The delegation for the Feb. 23 closing ceremony will be led by Deputy Secretary of State William Burns and include McFaul as well as Bonnie Blair, a five-time Olympic gold medalist and one-time bronze medalist in speed skating; Caitlin Cahow, an Olympic silver medalist and bronze medalist in women's ice hockey and an out lesbian; and Dr. Eric Heiden, a five-time Olympic gold medalist in speed skating.
Neither President Obama and first lady Michelle Obama nor Vice President Joe Biden and Dr. Jill Biden will attend the games. No current members of Obama's cabinet will attend either.

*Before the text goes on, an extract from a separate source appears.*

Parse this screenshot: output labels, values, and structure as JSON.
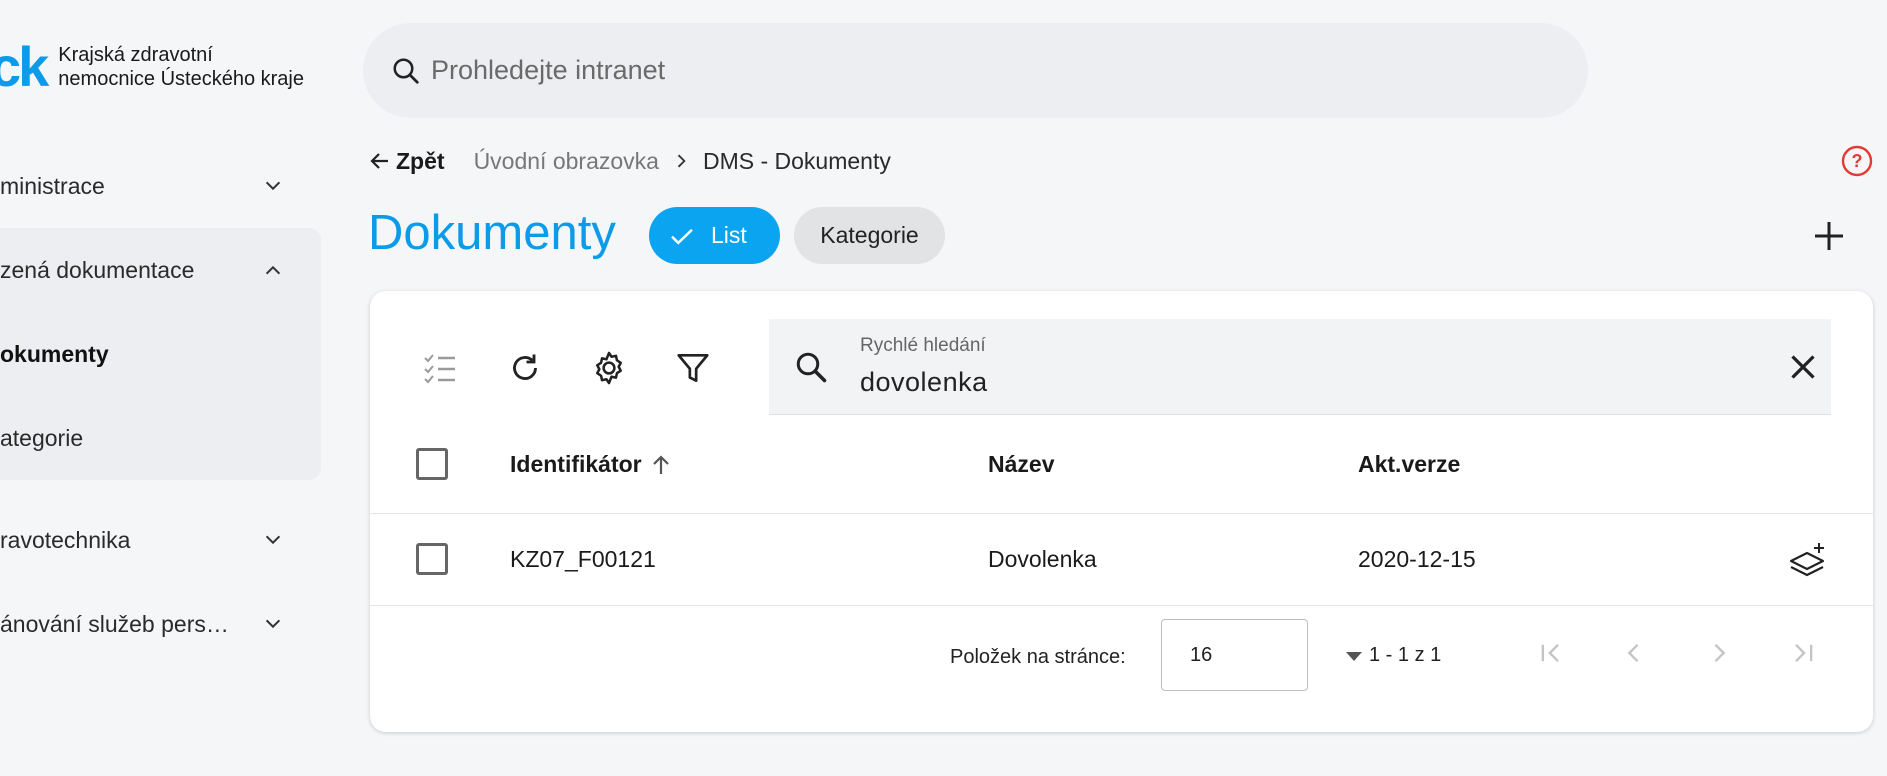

According to the White House, Obama's schedule does not allow him to travel to Sochi. "President Obama is extremely proud of our U.S. athletes and looks forward to cheering them on from Washington as they compete in the best traditions of the Olympic spirit," White House spokesman Shin Inouye said in an email to Metro Weekly. "He knows they will showcase to the world the best of America – diversity, determination, and teamwork."

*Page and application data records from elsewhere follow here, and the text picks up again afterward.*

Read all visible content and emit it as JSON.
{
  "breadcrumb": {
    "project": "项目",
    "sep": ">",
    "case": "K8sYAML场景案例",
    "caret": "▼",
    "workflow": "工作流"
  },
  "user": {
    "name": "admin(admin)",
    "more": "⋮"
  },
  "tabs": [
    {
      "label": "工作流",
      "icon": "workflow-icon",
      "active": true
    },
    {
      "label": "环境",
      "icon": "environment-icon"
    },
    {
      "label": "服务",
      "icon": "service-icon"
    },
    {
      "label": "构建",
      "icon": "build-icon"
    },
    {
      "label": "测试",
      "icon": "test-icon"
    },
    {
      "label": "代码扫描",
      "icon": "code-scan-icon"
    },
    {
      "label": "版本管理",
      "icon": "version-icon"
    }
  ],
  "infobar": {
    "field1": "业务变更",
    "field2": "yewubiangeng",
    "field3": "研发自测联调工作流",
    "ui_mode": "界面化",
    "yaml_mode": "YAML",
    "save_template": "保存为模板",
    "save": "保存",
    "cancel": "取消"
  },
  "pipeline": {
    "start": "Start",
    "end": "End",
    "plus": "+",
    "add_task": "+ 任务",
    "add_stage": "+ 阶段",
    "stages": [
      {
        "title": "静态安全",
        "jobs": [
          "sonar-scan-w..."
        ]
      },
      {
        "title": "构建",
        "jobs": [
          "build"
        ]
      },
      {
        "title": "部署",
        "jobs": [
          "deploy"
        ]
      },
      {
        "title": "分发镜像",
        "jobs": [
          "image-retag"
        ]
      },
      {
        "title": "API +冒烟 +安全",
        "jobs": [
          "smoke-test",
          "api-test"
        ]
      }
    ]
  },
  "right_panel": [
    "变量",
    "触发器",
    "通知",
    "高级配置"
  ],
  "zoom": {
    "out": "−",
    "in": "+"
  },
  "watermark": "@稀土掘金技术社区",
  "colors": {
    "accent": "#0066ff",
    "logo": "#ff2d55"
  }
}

"The U.S. Delegation to the Olympic Games represents the diversity that is the United States," Inouye continued. "All our delegation members are distinguished by their accomplishments in government service, civic activism, and sports. We are proud of each and every one of them and think they will serve as great ambassadors of the United States to the Olympic Games."
In 2012, the White House announced that Michelle Obama would lead the U.S. delegation to the Summer Olympics in London more than four months prior to the start of the games. The Bidens attended the 2010 Winter Olympics in Vancouver, British Columbia, and in 2008 President George W. Bush attended the Summer Olympics in Beijing.
Top U.S. officials, including President Obama, have been critical of Russia's enactment of an anti-LGBT law prohibiting "propaganda of nontraditional sexual relations," which has been a point of international controversy since it was signed into law by Russian President Vladimir Putin in June. Both German President Joachim Gauck and French President François Hollande have also said they will not attend the games.
As recently as yesterday White House press secretary Jay Carney had no updates on the U.S. delegations and declined to comment on what was causing the delay, but has reinforced U.S. criticism of Russia's anti-LGBT law in recent weeks.
"We've been very clear in our views about both the laws in place and the issues in Russia surrounding LGBT rights, and our expectations of Russia when it comes to conducting the Olympics," Carney said Friday.
In a Nov. 20 letter to Valerie Jarrett, senior advisor to the president, Human Rights First and the Human Rights Campaign urged the White House to ensure the U.S. delegations were LGBT-inclusive in order to send a message of tolerance.
"Given Russia's deplorable law against LGBT people, the makeup of this delegation is entirely appropriate," HRC spokesman Michael Cole-Schwartz said in response to today's White House announcement. "Particularly the inclusion of openly gay athletes sends a message to the world that the U.S. values the civil and human rights of LGBT people."
[Photo: Barack Obama and Joe Biden. Credit: Official White House Photo by Pete Souza.]